Matters reached a crisis point in February of 1980 when one of Bologna’s players, Guiseppe Savoldi, scored the winning goal in a match against Avellino that was supposed to end a draw. Cruciano and Trinca did not have enough money to fix any more matches and they owed a lot of money to bookmakers. Furthermore, they had left behind a lot of incriminating evidence, including cashed checks written to players.
Rumors were rampant, and Montesi, the above-board Laziolo, gave an interview, where he alleged that "corruption exists everywhere" in Italy and specifically condemned the "generalized" system of illegal betting. He, however, did not give specifics and matters might very well have to come to a close if an anonymous bookmaker had not claimed that players regularly bet against their own team as a kind of "insurance policy." They would either get a bonus for winning or tax-free payout from their wager.
The logic of taking advantage of black-betting, as John Foot explained in his recent book Calcio; A History of Italian Football, was simple: "Totonero offered far greater opportunity for fixers, and was especially appealing to seasoned professionals, eager to make their last tax-free sums before retirement. Totonero also meant that players could bet on matches that had already been fixed for footballing reasons." (When a team was instructed to throw a match because they had no stake in the outcome while their opponent was facing relegation.)

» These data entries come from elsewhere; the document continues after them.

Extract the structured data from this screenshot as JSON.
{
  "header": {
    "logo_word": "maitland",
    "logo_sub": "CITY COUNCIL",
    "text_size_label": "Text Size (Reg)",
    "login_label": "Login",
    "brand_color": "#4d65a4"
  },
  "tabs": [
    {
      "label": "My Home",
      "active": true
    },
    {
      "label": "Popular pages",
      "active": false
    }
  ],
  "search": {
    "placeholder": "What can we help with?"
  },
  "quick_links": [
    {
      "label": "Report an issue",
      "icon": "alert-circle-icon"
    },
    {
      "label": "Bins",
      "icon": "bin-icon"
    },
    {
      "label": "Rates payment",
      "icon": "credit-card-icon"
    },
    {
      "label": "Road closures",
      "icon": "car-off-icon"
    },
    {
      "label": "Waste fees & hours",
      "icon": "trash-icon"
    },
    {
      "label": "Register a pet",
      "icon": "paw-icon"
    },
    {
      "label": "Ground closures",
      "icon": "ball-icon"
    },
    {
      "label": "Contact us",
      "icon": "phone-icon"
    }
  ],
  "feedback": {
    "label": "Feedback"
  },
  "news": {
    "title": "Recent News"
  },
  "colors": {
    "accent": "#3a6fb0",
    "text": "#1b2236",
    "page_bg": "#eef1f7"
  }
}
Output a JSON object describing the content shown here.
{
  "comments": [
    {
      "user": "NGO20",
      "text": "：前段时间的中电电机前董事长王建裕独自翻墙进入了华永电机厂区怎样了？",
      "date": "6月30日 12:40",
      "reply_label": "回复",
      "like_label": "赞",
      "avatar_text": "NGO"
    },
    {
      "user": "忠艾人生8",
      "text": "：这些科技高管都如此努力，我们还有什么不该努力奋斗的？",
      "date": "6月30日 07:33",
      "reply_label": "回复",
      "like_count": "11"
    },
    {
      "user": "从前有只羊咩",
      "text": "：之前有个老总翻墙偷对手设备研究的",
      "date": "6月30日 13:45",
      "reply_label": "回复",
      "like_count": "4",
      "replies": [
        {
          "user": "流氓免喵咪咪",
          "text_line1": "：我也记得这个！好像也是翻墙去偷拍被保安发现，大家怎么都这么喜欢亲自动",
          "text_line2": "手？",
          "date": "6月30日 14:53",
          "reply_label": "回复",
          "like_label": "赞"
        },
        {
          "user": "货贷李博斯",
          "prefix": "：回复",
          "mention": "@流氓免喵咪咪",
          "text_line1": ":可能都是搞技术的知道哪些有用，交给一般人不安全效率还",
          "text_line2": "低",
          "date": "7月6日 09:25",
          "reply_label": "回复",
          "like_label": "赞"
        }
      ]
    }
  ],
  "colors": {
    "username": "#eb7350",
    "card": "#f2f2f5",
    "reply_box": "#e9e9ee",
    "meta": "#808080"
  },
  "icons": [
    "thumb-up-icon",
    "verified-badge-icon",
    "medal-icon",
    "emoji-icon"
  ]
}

Trinca and Cruciano’s families began to receive threats because of the money they owed and Cruciano’s father, Ferruccio, decided to go to the authorities after one of his vegetable trucks as set on fire. Meanwhile, Massimo Cruciano and Trinca hired an attorney who decided to publicize what was happening in a Roman newspaper and warned the head of the Italian FA, Artemio Franchi, that his clients would go to the police if something was not done about the fact that certain players had cost his clients more than a billion lire.
The thinly-veiled attempt at blackmail failed and Cruciano and Trinca went public on the first day of March 1980. Fraud clearly had been perpetrated, but the courts were unlikely to have sympathy for the fact that the match-fixers themselves were conned. What’s more, match fixing was not against the law in Italy at the time (such a law was finally enacted in 1989). Nonetheless, on the 23rd of March, 11 players and clubs officials were arrested during halftime of matches all across Italy. The police used this coordinated tactic to prevent the suspects from collaborating on their alibis. The entrance to Milan’s locker room was blocked, so that two players and the club president could be arrested. Palermo’s injured captain Guido Margherini was handcuffed in the stands, but some players were allowed to turn themselves in more inconspicuously, and two players were even allowed to shower before being apprehended.

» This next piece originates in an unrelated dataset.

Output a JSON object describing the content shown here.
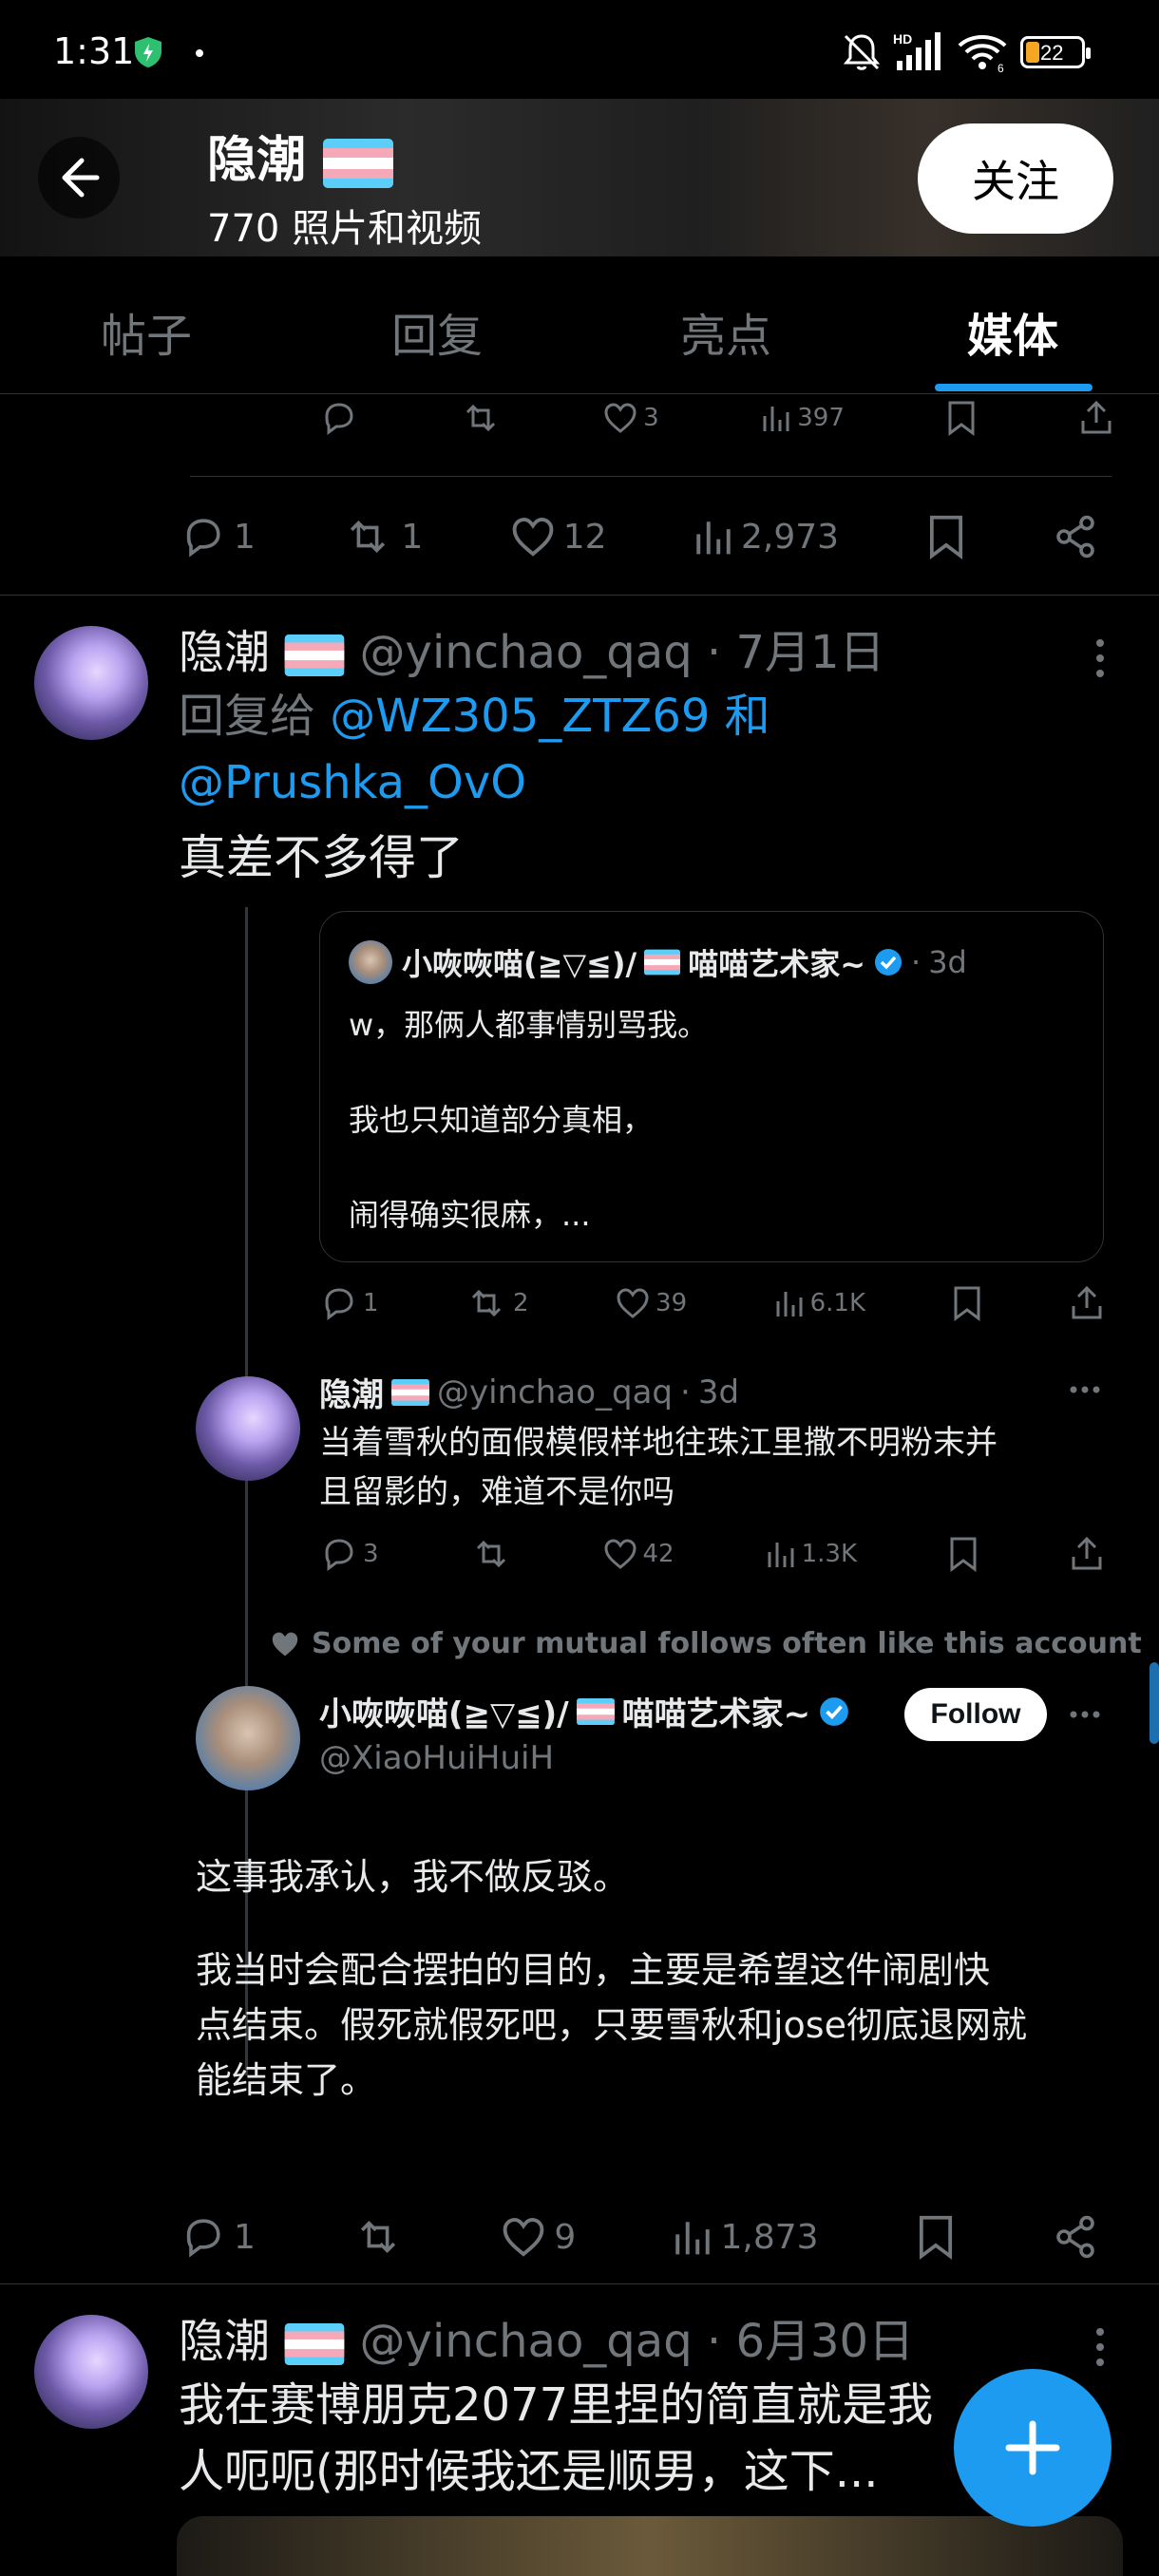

The players were released after 11 days, but formal charges of aggravated fraud was eventually filed against 33 players and five others, including Cruciano, Trinca, and Milan’s president Colombo. Everyone was acquitted in by December, in large part because there were no sporting fraud statues on the books, but the Italian sporting authorities meted some meaningful punishments. President Colombo was banned for life and Milan’s goalkeeper, Ricky Albertosi, who starred for Italy in the 1970 World Cup, was kicked out for four years. Paolo Rossi, who at most played a minor role, received a three-year sentence, which was shortened to two in time to allow him to play in the 1982 World Cup. In addition, Milan and Lazio were relegated to Serie B and 25 points were deducted from various clubs.
The one player who cried foul, Montesi, received a short suspension "for failing to inform the authorities of the match-fixing plan." His career never rebounded, and a good case can be made that he was punished precisely because he blew the whistle. That’s not surprising. After the dust settled, many authorities expressed the conviction that nothing like this would ever happen again, but corruption is such an endemic part of Italian soccer, and culture, that there is still a tendency to punish the few people who have the courage to try to clean up the sport and lightly punish those like Luciano Moggi who continue to dirty it.